- [Exercise requirements]:
The answer must repeat each line of the material exactly.

- [Record excerpts]:
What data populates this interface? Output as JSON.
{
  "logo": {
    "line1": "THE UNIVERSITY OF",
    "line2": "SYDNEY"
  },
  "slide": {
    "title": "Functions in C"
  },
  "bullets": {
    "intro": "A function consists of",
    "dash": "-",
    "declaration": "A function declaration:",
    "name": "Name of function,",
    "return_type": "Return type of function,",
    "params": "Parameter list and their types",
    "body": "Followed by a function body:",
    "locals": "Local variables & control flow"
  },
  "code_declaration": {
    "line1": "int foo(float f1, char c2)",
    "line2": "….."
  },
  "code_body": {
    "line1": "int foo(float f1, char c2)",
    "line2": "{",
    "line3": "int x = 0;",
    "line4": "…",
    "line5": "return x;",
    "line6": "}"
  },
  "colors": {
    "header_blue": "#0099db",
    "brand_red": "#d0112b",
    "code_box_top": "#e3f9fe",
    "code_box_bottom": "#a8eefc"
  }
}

- [Solved problem]:
What data populates this interface? Output as JSON.
{
  "logo": {
    "line1": "THE UNIVERSITY OF",
    "line2": "SYDNEY"
  },
  "slide": {
    "title": "Functions in C"
  },
  "bullets": {
    "intro": "A function consists of",
    "dash": "-",
    "declaration": "A function declaration:",
    "name": "Name of function,",
    "return_type": "Return type of function,",
    "params": "Parameter list and their types",
    "body": "Followed by a function body:",
    "locals": "Local variables & control flow"
  },
  "code_declaration": {
    "line1": "int foo(float f1, char c2)",
    "line2": "….."
  },
  "code_body": {
    "line1": "int foo(float f1, char c2)",
    "line2": "{",
    "line3": "int x = 0;",
    "line4": "…",
    "line5": "return x;",
    "line6": "}"
  },
  "colors": {
    "header_blue": "#0099db",
    "brand_red": "#d0112b",
    "code_box_top": "#e3f9fe",
    "code_box_bottom": "#a8eefc"
  }
}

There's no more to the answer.